> Stored data:
• • • •

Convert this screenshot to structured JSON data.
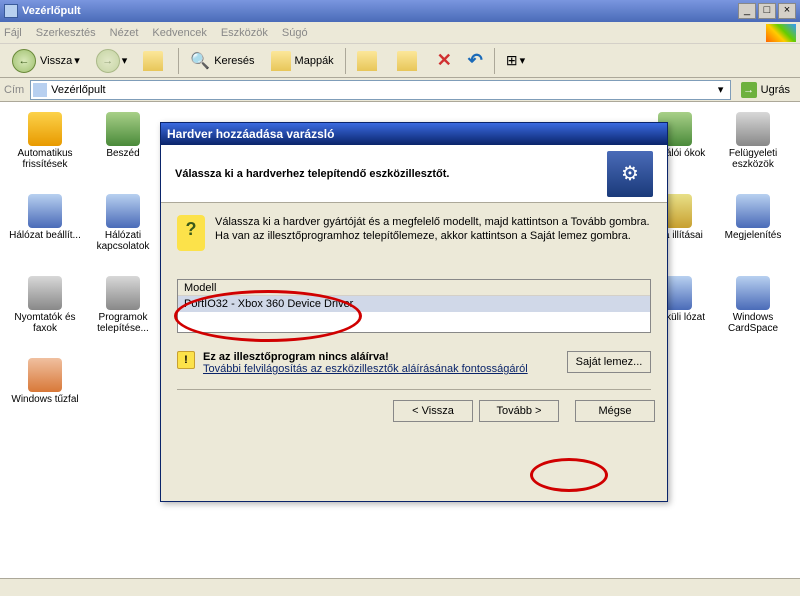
{
  "window": {
    "title": "Vezérlőpult",
    "min": "_",
    "max": "□",
    "close": "×"
  },
  "menu": {
    "file": "Fájl",
    "edit": "Szerkesztés",
    "view": "Nézet",
    "fav": "Kedvencek",
    "tools": "Eszközök",
    "help": "Súgó"
  },
  "toolbar": {
    "back": "Vissza",
    "back_arrow": "←",
    "fwd_arrow": "→",
    "up_arrow": "↑",
    "search": "Keresés",
    "folders": "Mappák"
  },
  "address": {
    "label": "Cím",
    "value": "Vezérlőpult",
    "go": "Ugrás",
    "go_arrow": "→"
  },
  "icons_left": [
    {
      "label": "Automatikus frissítések"
    },
    {
      "label": "Beszéd"
    },
    {
      "label": "Hálózat beállít..."
    },
    {
      "label": "Hálózati kapcsolatok"
    },
    {
      "label": "Nyomtatók és faxok"
    },
    {
      "label": "Programok telepítése..."
    },
    {
      "label": "Windows tűzfal"
    }
  ],
  "icons_r2": [
    {
      "label": "asználói ókok"
    },
    {
      "label": "appa illításai"
    },
    {
      "label": "k nélküli lózat"
    }
  ],
  "icons_right": [
    {
      "label": "Felügyeleti eszközök"
    },
    {
      "label": "Megjelenítés"
    },
    {
      "label": "Windows CardSpace"
    }
  ],
  "wizard": {
    "title": "Hardver hozzáadása varázsló",
    "header": "Válassza ki a hardverhez telepítendő eszközillesztőt.",
    "instruction": "Válassza ki a hardver gyártóját és a megfelelő modellt, majd kattintson a Tovább gombra. Ha van az illesztőprogramhoz telepítőlemeze, akkor kattintson a Saját lemez gombra.",
    "list_header": "Modell",
    "list_item": "PortIO32 - Xbox 360 Device Driver",
    "warn_title": "Ez az illesztőprogram nincs aláírva!",
    "warn_link": "További felvilágosítás az eszközillesztők aláírásának fontosságáról",
    "disk_btn": "Saját lemez...",
    "back_btn": "< Vissza",
    "next_btn": "Tovább >",
    "cancel_btn": "Mégse"
  }
}
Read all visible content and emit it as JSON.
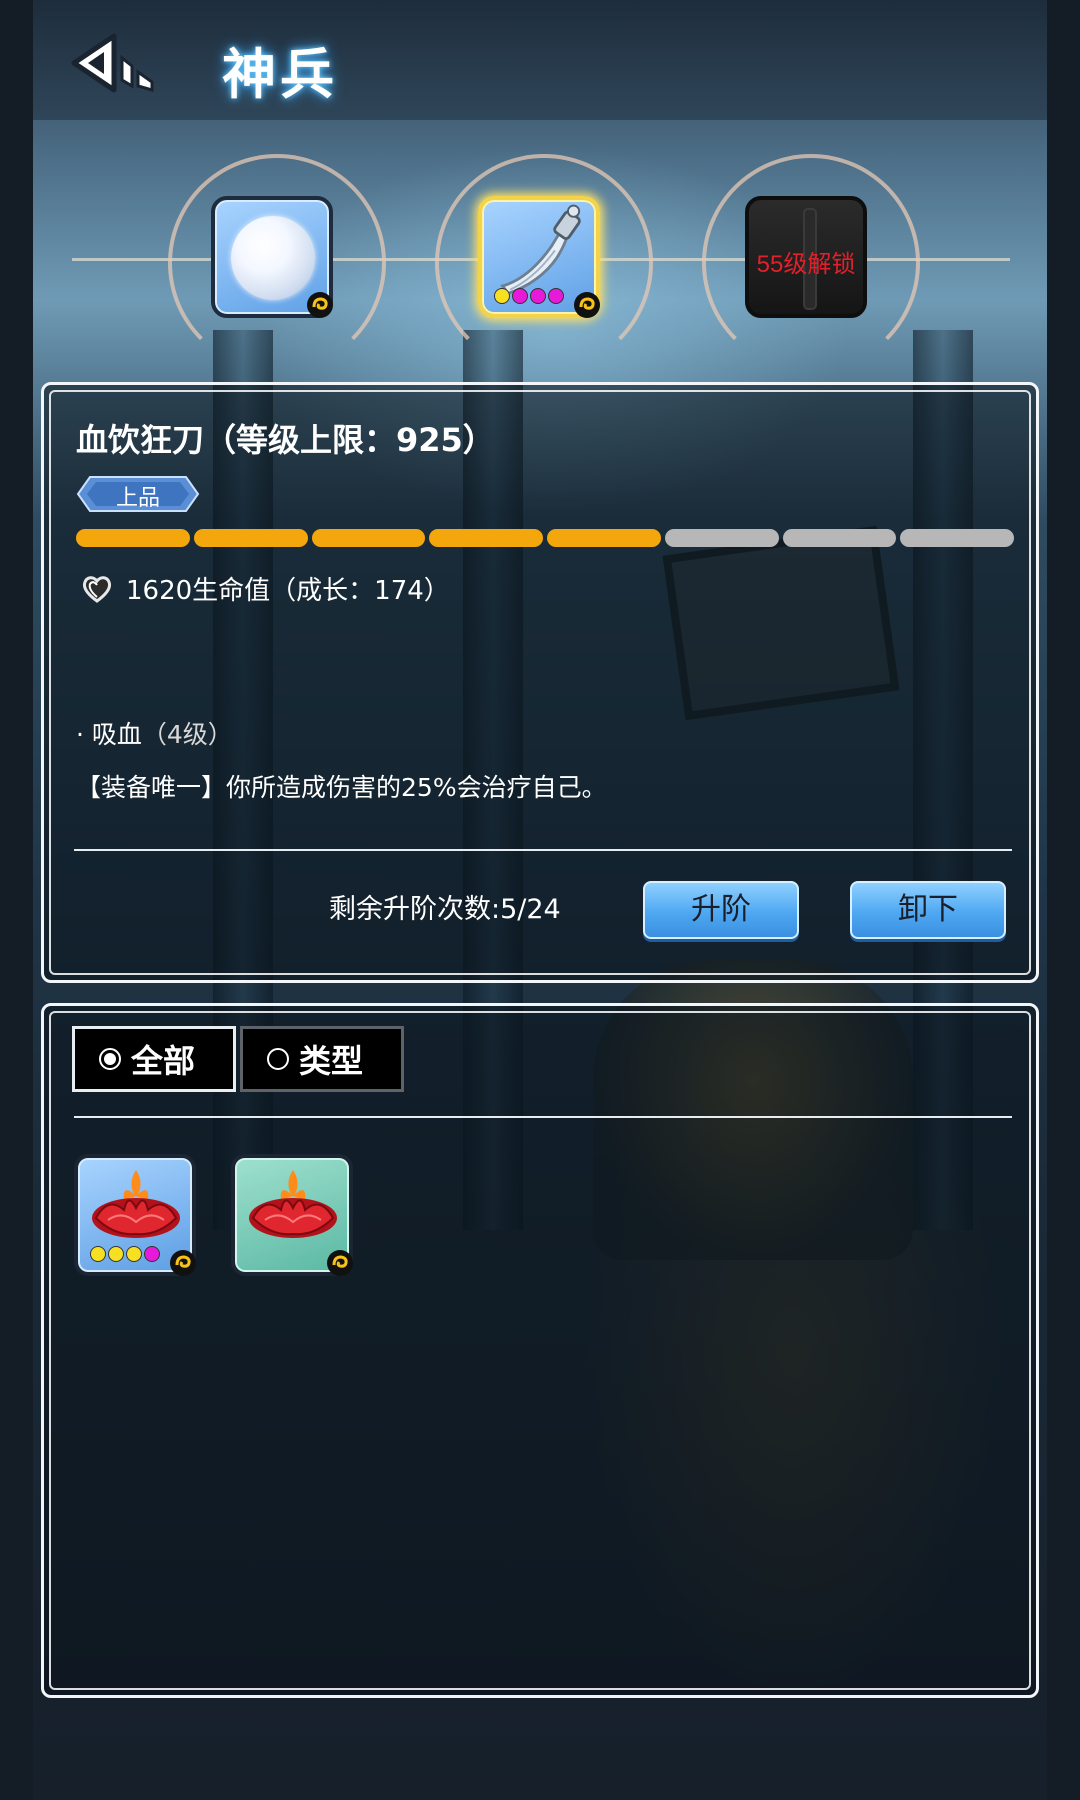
{
  "header": {
    "title": "神兵"
  },
  "slots": {
    "slot1": {
      "type": "pearl"
    },
    "slot2": {
      "type": "blade",
      "selected": true,
      "quality_dots": [
        "#f7e021",
        "#e61ad8",
        "#e61ad8",
        "#e61ad8"
      ]
    },
    "slot3": {
      "locked_text": "55级解锁"
    }
  },
  "item": {
    "title": "血饮狂刀（等级上限：925）",
    "grade": "上品",
    "progress": {
      "filled": 5,
      "total": 8
    },
    "stat": "1620生命值（成长：174）",
    "skill_bullet": "· 吸血",
    "skill_level": "（4级）",
    "skill_desc": "【装备唯一】你所造成伤害的25%会治疗自己。"
  },
  "actions": {
    "remaining": "剩余升阶次数:5/24",
    "advance_label": "升阶",
    "unequip_label": "卸下"
  },
  "filters": {
    "all_label": "全部",
    "type_label": "类型",
    "selected": "all"
  },
  "inventory": [
    {
      "type": "lotus",
      "rarity_color": "#7fb8f0",
      "quality_dots": [
        "#f7e021",
        "#f7e021",
        "#f7e021",
        "#e61ad8"
      ]
    },
    {
      "type": "lotus",
      "rarity_color": "#7fd4c0",
      "quality_dots": []
    }
  ],
  "colors": {
    "progress_on": "#f4a70c",
    "progress_off": "#b7b7b7",
    "locked_text": "#e0212b",
    "button": "#4fa8f2"
  }
}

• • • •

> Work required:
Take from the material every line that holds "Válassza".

> Answer to this task:
    "header": "Válassza ki a hardverhez telepítendő eszközillesztőt.",
    "instruction": "Válassza ki a hardver gyártóját és a megfelelő modellt, majd kattintson a Tovább gombra. Ha van az illesztőprogramhoz telepítőlemeze, akkor kattintson a Saját lemez gombra.",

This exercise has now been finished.